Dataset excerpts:
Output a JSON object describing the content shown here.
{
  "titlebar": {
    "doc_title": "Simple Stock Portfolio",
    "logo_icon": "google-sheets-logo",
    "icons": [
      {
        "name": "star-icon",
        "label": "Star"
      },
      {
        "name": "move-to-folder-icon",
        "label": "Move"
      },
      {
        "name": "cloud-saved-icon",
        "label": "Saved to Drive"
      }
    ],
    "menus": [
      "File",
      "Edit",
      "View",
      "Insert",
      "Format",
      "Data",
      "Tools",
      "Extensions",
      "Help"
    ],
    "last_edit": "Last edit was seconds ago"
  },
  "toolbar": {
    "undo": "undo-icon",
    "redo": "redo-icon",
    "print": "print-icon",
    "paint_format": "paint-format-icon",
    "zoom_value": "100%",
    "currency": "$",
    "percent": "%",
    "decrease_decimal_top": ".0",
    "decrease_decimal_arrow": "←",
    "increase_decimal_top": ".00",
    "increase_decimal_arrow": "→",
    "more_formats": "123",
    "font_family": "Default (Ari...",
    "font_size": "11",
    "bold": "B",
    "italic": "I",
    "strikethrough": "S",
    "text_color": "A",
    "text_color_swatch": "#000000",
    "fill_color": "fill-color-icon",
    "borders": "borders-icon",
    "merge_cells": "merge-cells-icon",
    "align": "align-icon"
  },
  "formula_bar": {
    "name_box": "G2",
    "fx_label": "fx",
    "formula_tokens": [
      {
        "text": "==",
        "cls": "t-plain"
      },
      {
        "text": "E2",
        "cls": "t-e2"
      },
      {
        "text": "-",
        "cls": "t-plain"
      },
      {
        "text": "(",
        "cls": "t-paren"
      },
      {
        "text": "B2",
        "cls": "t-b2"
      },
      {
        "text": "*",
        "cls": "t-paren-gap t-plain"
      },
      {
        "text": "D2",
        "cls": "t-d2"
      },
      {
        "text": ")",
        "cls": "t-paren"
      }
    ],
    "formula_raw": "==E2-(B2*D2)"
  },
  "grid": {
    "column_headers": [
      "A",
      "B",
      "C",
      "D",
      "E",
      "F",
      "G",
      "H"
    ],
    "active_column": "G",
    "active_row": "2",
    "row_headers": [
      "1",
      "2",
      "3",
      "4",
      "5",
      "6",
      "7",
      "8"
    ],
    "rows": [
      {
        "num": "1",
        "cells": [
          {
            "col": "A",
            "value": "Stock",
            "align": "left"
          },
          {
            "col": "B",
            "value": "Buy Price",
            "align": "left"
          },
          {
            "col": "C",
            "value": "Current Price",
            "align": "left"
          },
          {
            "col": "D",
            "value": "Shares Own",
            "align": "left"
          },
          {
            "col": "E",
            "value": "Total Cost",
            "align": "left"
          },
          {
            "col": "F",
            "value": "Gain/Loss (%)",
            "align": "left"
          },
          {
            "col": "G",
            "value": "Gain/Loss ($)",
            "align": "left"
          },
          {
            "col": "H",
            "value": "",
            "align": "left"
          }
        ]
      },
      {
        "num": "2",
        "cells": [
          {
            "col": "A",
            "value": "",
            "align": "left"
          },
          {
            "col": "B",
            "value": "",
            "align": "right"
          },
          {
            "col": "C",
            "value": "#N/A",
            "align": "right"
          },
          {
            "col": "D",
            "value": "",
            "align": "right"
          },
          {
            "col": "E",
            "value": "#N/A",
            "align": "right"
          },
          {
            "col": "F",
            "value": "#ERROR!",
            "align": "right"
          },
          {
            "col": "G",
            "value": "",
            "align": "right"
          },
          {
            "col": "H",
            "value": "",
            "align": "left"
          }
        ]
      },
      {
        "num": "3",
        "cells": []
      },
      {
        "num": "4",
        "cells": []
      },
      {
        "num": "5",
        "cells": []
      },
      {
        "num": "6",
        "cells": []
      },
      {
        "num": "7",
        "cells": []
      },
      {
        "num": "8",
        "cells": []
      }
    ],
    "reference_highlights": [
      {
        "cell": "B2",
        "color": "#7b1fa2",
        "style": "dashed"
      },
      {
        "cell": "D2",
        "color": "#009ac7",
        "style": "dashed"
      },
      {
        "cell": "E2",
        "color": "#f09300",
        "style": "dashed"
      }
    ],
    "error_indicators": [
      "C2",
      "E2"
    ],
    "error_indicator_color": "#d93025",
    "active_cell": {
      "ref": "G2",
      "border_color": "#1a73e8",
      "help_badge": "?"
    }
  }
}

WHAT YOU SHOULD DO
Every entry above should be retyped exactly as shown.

TASK SOLUTION
Output a JSON object describing the content shown here.
{
  "titlebar": {
    "doc_title": "Simple Stock Portfolio",
    "logo_icon": "google-sheets-logo",
    "icons": [
      {
        "name": "star-icon",
        "label": "Star"
      },
      {
        "name": "move-to-folder-icon",
        "label": "Move"
      },
      {
        "name": "cloud-saved-icon",
        "label": "Saved to Drive"
      }
    ],
    "menus": [
      "File",
      "Edit",
      "View",
      "Insert",
      "Format",
      "Data",
      "Tools",
      "Extensions",
      "Help"
    ],
    "last_edit": "Last edit was seconds ago"
  },
  "toolbar": {
    "undo": "undo-icon",
    "redo": "redo-icon",
    "print": "print-icon",
    "paint_format": "paint-format-icon",
    "zoom_value": "100%",
    "currency": "$",
    "percent": "%",
    "decrease_decimal_top": ".0",
    "decrease_decimal_arrow": "←",
    "increase_decimal_top": ".00",
    "increase_decimal_arrow": "→",
    "more_formats": "123",
    "font_family": "Default (Ari...",
    "font_size": "11",
    "bold": "B",
    "italic": "I",
    "strikethrough": "S",
    "text_color": "A",
    "text_color_swatch": "#000000",
    "fill_color": "fill-color-icon",
    "borders": "borders-icon",
    "merge_cells": "merge-cells-icon",
    "align": "align-icon"
  },
  "formula_bar": {
    "name_box": "G2",
    "fx_label": "fx",
    "formula_tokens": [
      {
        "text": "==",
        "cls": "t-plain"
      },
      {
        "text": "E2",
        "cls": "t-e2"
      },
      {
        "text": "-",
        "cls": "t-plain"
      },
      {
        "text": "(",
        "cls": "t-paren"
      },
      {
        "text": "B2",
        "cls": "t-b2"
      },
      {
        "text": "*",
        "cls": "t-paren-gap t-plain"
      },
      {
        "text": "D2",
        "cls": "t-d2"
      },
      {
        "text": ")",
        "cls": "t-paren"
      }
    ],
    "formula_raw": "==E2-(B2*D2)"
  },
  "grid": {
    "column_headers": [
      "A",
      "B",
      "C",
      "D",
      "E",
      "F",
      "G",
      "H"
    ],
    "active_column": "G",
    "active_row": "2",
    "row_headers": [
      "1",
      "2",
      "3",
      "4",
      "5",
      "6",
      "7",
      "8"
    ],
    "rows": [
      {
        "num": "1",
        "cells": [
          {
            "col": "A",
            "value": "Stock",
            "align": "left"
          },
          {
            "col": "B",
            "value": "Buy Price",
            "align": "left"
          },
          {
            "col": "C",
            "value": "Current Price",
            "align": "left"
          },
          {
            "col": "D",
            "value": "Shares Own",
            "align": "left"
          },
          {
            "col": "E",
            "value": "Total Cost",
            "align": "left"
          },
          {
            "col": "F",
            "value": "Gain/Loss (%)",
            "align": "left"
          },
          {
            "col": "G",
            "value": "Gain/Loss ($)",
            "align": "left"
          },
          {
            "col": "H",
            "value": "",
            "align": "left"
          }
        ]
      },
      {
        "num": "2",
        "cells": [
          {
            "col": "A",
            "value": "",
            "align": "left"
          },
          {
            "col": "B",
            "value": "",
            "align": "right"
          },
          {
            "col": "C",
            "value": "#N/A",
            "align": "right"
          },
          {
            "col": "D",
            "value": "",
            "align": "right"
          },
          {
            "col": "E",
            "value": "#N/A",
            "align": "right"
          },
          {
            "col": "F",
            "value": "#ERROR!",
            "align": "right"
          },
          {
            "col": "G",
            "value": "",
            "align": "right"
          },
          {
            "col": "H",
            "value": "",
            "align": "left"
          }
        ]
      },
      {
        "num": "3",
        "cells": []
      },
      {
        "num": "4",
        "cells": []
      },
      {
        "num": "5",
        "cells": []
      },
      {
        "num": "6",
        "cells": []
      },
      {
        "num": "7",
        "cells": []
      },
      {
        "num": "8",
        "cells": []
      }
    ],
    "reference_highlights": [
      {
        "cell": "B2",
        "color": "#7b1fa2",
        "style": "dashed"
      },
      {
        "cell": "D2",
        "color": "#009ac7",
        "style": "dashed"
      },
      {
        "cell": "E2",
        "color": "#f09300",
        "style": "dashed"
      }
    ],
    "error_indicators": [
      "C2",
      "E2"
    ],
    "error_indicator_color": "#d93025",
    "active_cell": {
      "ref": "G2",
      "border_color": "#1a73e8",
      "help_badge": "?"
    }
  }
}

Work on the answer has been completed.